* TASK GOAL
Could you write out all of the data again, word for word?

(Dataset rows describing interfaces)
[Start of Attachment]
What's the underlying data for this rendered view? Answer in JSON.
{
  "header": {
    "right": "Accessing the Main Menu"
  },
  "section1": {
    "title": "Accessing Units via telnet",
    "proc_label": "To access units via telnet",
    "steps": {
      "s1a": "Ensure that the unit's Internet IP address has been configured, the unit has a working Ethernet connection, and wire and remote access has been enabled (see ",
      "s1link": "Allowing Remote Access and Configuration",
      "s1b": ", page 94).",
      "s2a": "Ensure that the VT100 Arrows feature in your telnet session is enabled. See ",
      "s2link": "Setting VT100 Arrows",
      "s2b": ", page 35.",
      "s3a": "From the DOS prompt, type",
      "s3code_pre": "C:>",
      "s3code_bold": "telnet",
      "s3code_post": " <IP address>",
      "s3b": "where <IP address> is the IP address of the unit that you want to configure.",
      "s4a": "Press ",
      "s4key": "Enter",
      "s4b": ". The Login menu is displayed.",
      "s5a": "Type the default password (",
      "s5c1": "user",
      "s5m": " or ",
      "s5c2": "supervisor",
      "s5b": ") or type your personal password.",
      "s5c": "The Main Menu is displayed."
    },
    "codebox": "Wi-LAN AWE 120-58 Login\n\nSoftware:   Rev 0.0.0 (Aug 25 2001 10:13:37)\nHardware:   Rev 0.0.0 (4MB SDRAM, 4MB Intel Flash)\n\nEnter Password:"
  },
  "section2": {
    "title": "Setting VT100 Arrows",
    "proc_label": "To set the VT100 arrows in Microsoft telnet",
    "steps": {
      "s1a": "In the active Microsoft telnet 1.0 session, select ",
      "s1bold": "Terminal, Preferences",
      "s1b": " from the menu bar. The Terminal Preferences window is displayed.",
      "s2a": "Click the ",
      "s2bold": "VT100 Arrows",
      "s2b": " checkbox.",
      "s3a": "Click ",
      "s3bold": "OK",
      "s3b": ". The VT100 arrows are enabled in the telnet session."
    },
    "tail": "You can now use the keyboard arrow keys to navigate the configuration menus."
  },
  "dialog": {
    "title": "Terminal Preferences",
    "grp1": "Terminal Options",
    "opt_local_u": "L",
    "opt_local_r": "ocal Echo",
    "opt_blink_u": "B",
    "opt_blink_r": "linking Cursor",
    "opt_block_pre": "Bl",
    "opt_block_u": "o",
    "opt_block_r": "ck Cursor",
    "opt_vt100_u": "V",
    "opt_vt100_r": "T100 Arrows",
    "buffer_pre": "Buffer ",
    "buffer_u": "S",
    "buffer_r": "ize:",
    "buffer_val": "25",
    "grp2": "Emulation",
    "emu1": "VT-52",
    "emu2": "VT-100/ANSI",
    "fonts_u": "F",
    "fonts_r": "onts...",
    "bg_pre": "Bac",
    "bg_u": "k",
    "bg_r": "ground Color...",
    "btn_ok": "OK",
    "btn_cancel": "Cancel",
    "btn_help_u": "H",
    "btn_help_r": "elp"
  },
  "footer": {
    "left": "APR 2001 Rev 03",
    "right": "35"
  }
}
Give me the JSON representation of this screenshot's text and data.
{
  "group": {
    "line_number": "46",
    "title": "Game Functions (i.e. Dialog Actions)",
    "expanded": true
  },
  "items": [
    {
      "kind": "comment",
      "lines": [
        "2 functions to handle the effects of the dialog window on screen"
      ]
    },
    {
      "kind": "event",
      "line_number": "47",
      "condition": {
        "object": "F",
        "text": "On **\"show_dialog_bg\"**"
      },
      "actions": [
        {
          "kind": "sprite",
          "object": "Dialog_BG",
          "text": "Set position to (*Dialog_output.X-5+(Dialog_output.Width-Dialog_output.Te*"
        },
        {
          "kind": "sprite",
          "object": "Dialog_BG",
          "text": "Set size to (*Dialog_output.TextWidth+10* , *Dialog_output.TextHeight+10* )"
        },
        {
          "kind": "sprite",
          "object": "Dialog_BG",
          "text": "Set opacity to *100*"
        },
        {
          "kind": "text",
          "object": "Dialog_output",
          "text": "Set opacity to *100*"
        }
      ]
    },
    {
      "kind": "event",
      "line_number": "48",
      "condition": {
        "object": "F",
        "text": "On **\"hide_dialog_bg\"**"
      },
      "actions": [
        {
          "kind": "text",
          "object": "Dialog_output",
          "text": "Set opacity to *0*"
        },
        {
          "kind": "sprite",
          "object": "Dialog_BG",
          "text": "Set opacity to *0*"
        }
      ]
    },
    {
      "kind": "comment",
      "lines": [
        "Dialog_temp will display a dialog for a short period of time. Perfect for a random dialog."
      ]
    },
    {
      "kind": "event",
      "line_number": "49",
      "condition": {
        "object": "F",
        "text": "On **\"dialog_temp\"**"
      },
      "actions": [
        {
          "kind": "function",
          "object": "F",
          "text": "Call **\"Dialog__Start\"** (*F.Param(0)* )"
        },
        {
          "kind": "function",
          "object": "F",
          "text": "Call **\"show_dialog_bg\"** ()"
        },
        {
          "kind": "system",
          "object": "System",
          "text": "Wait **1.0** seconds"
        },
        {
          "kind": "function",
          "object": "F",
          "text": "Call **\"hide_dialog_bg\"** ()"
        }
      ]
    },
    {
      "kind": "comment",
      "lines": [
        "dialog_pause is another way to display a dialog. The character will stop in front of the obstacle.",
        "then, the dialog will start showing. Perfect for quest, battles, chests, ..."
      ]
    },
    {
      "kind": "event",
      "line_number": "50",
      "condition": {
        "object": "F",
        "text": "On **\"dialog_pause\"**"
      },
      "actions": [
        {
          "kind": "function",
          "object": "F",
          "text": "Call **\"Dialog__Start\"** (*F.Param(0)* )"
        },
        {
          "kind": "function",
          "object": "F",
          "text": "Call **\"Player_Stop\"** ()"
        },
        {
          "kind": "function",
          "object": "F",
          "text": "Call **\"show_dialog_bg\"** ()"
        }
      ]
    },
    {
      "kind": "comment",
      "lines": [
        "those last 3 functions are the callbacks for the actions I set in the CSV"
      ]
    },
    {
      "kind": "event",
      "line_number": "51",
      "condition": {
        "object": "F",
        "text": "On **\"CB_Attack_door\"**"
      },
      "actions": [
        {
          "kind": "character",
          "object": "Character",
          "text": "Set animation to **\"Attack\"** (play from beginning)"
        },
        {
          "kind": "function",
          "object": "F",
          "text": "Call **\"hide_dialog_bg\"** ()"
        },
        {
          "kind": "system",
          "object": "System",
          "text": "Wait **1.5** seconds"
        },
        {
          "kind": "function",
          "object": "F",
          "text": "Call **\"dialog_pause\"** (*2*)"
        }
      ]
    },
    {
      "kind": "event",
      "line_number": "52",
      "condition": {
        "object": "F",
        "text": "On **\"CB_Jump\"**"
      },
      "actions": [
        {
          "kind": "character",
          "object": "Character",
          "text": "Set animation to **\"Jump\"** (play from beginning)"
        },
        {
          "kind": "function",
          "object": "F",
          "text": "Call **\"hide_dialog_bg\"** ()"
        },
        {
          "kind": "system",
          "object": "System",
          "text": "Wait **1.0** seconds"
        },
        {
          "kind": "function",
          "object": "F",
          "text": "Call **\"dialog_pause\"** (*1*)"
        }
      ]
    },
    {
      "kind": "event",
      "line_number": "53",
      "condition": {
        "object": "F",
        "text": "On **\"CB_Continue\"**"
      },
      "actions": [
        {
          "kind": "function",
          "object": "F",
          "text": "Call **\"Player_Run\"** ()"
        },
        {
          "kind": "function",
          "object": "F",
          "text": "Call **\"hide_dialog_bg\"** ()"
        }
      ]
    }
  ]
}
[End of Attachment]
* SOLVED PROBLEM
What's the underlying data for this rendered view? Answer in JSON.
{
  "header": {
    "right": "Accessing the Main Menu"
  },
  "section1": {
    "title": "Accessing Units via telnet",
    "proc_label": "To access units via telnet",
    "steps": {
      "s1a": "Ensure that the unit's Internet IP address has been configured, the unit has a working Ethernet connection, and wire and remote access has been enabled (see ",
      "s1link": "Allowing Remote Access and Configuration",
      "s1b": ", page 94).",
      "s2a": "Ensure that the VT100 Arrows feature in your telnet session is enabled. See ",
      "s2link": "Setting VT100 Arrows",
      "s2b": ", page 35.",
      "s3a": "From the DOS prompt, type",
      "s3code_pre": "C:>",
      "s3code_bold": "telnet",
      "s3code_post": " <IP address>",
      "s3b": "where <IP address> is the IP address of the unit that you want to configure.",
      "s4a": "Press ",
      "s4key": "Enter",
      "s4b": ". The Login menu is displayed.",
      "s5a": "Type the default password (",
      "s5c1": "user",
      "s5m": " or ",
      "s5c2": "supervisor",
      "s5b": ") or type your personal password.",
      "s5c": "The Main Menu is displayed."
    },
    "codebox": "Wi-LAN AWE 120-58 Login\n\nSoftware:   Rev 0.0.0 (Aug 25 2001 10:13:37)\nHardware:   Rev 0.0.0 (4MB SDRAM, 4MB Intel Flash)\n\nEnter Password:"
  },
  "section2": {
    "title": "Setting VT100 Arrows",
    "proc_label": "To set the VT100 arrows in Microsoft telnet",
    "steps": {
      "s1a": "In the active Microsoft telnet 1.0 session, select ",
      "s1bold": "Terminal, Preferences",
      "s1b": " from the menu bar. The Terminal Preferences window is displayed.",
      "s2a": "Click the ",
      "s2bold": "VT100 Arrows",
      "s2b": " checkbox.",
      "s3a": "Click ",
      "s3bold": "OK",
      "s3b": ". The VT100 arrows are enabled in the telnet session."
    },
    "tail": "You can now use the keyboard arrow keys to navigate the configuration menus."
  },
  "dialog": {
    "title": "Terminal Preferences",
    "grp1": "Terminal Options",
    "opt_local_u": "L",
    "opt_local_r": "ocal Echo",
    "opt_blink_u": "B",
    "opt_blink_r": "linking Cursor",
    "opt_block_pre": "Bl",
    "opt_block_u": "o",
    "opt_block_r": "ck Cursor",
    "opt_vt100_u": "V",
    "opt_vt100_r": "T100 Arrows",
    "buffer_pre": "Buffer ",
    "buffer_u": "S",
    "buffer_r": "ize:",
    "buffer_val": "25",
    "grp2": "Emulation",
    "emu1": "VT-52",
    "emu2": "VT-100/ANSI",
    "fonts_u": "F",
    "fonts_r": "onts...",
    "bg_pre": "Bac",
    "bg_u": "k",
    "bg_r": "ground Color...",
    "btn_ok": "OK",
    "btn_cancel": "Cancel",
    "btn_help_u": "H",
    "btn_help_r": "elp"
  },
  "footer": {
    "left": "APR 2001 Rev 03",
    "right": "35"
  }
}
Give me the JSON representation of this screenshot's text and data.
{
  "group": {
    "line_number": "46",
    "title": "Game Functions (i.e. Dialog Actions)",
    "expanded": true
  },
  "items": [
    {
      "kind": "comment",
      "lines": [
        "2 functions to handle the effects of the dialog window on screen"
      ]
    },
    {
      "kind": "event",
      "line_number": "47",
      "condition": {
        "object": "F",
        "text": "On **\"show_dialog_bg\"**"
      },
      "actions": [
        {
          "kind": "sprite",
          "object": "Dialog_BG",
          "text": "Set position to (*Dialog_output.X-5+(Dialog_output.Width-Dialog_output.Te*"
        },
        {
          "kind": "sprite",
          "object": "Dialog_BG",
          "text": "Set size to (*Dialog_output.TextWidth+10* , *Dialog_output.TextHeight+10* )"
        },
        {
          "kind": "sprite",
          "object": "Dialog_BG",
          "text": "Set opacity to *100*"
        },
        {
          "kind": "text",
          "object": "Dialog_output",
          "text": "Set opacity to *100*"
        }
      ]
    },
    {
      "kind": "event",
      "line_number": "48",
      "condition": {
        "object": "F",
        "text": "On **\"hide_dialog_bg\"**"
      },
      "actions": [
        {
          "kind": "text",
          "object": "Dialog_output",
          "text": "Set opacity to *0*"
        },
        {
          "kind": "sprite",
          "object": "Dialog_BG",
          "text": "Set opacity to *0*"
        }
      ]
    },
    {
      "kind": "comment",
      "lines": [
        "Dialog_temp will display a dialog for a short period of time. Perfect for a random dialog."
      ]
    },
    {
      "kind": "event",
      "line_number": "49",
      "condition": {
        "object": "F",
        "text": "On **\"dialog_temp\"**"
      },
      "actions": [
        {
          "kind": "function",
          "object": "F",
          "text": "Call **\"Dialog__Start\"** (*F.Param(0)* )"
        },
        {
          "kind": "function",
          "object": "F",
          "text": "Call **\"show_dialog_bg\"** ()"
        },
        {
          "kind": "system",
          "object": "System",
          "text": "Wait **1.0** seconds"
        },
        {
          "kind": "function",
          "object": "F",
          "text": "Call **\"hide_dialog_bg\"** ()"
        }
      ]
    },
    {
      "kind": "comment",
      "lines": [
        "dialog_pause is another way to display a dialog. The character will stop in front of the obstacle.",
        "then, the dialog will start showing. Perfect for quest, battles, chests, ..."
      ]
    },
    {
      "kind": "event",
      "line_number": "50",
      "condition": {
        "object": "F",
        "text": "On **\"dialog_pause\"**"
      },
      "actions": [
        {
          "kind": "function",
          "object": "F",
          "text": "Call **\"Dialog__Start\"** (*F.Param(0)* )"
        },
        {
          "kind": "function",
          "object": "F",
          "text": "Call **\"Player_Stop\"** ()"
        },
        {
          "kind": "function",
          "object": "F",
          "text": "Call **\"show_dialog_bg\"** ()"
        }
      ]
    },
    {
      "kind": "comment",
      "lines": [
        "those last 3 functions are the callbacks for the actions I set in the CSV"
      ]
    },
    {
      "kind": "event",
      "line_number": "51",
      "condition": {
        "object": "F",
        "text": "On **\"CB_Attack_door\"**"
      },
      "actions": [
        {
          "kind": "character",
          "object": "Character",
          "text": "Set animation to **\"Attack\"** (play from beginning)"
        },
        {
          "kind": "function",
          "object": "F",
          "text": "Call **\"hide_dialog_bg\"** ()"
        },
        {
          "kind": "system",
          "object": "System",
          "text": "Wait **1.5** seconds"
        },
        {
          "kind": "function",
          "object": "F",
          "text": "Call **\"dialog_pause\"** (*2*)"
        }
      ]
    },
    {
      "kind": "event",
      "line_number": "52",
      "condition": {
        "object": "F",
        "text": "On **\"CB_Jump\"**"
      },
      "actions": [
        {
          "kind": "character",
          "object": "Character",
          "text": "Set animation to **\"Jump\"** (play from beginning)"
        },
        {
          "kind": "function",
          "object": "F",
          "text": "Call **\"hide_dialog_bg\"** ()"
        },
        {
          "kind": "system",
          "object": "System",
          "text": "Wait **1.0** seconds"
        },
        {
          "kind": "function",
          "object": "F",
          "text": "Call **\"dialog_pause\"** (*1*)"
        }
      ]
    },
    {
      "kind": "event",
      "line_number": "53",
      "condition": {
        "object": "F",
        "text": "On **\"CB_Continue\"**"
      },
      "actions": [
        {
          "kind": "function",
          "object": "F",
          "text": "Call **\"Player_Run\"** ()"
        },
        {
          "kind": "function",
          "object": "F",
          "text": "Call **\"hide_dialog_bg\"** ()"
        }
      ]
    }
  ]
}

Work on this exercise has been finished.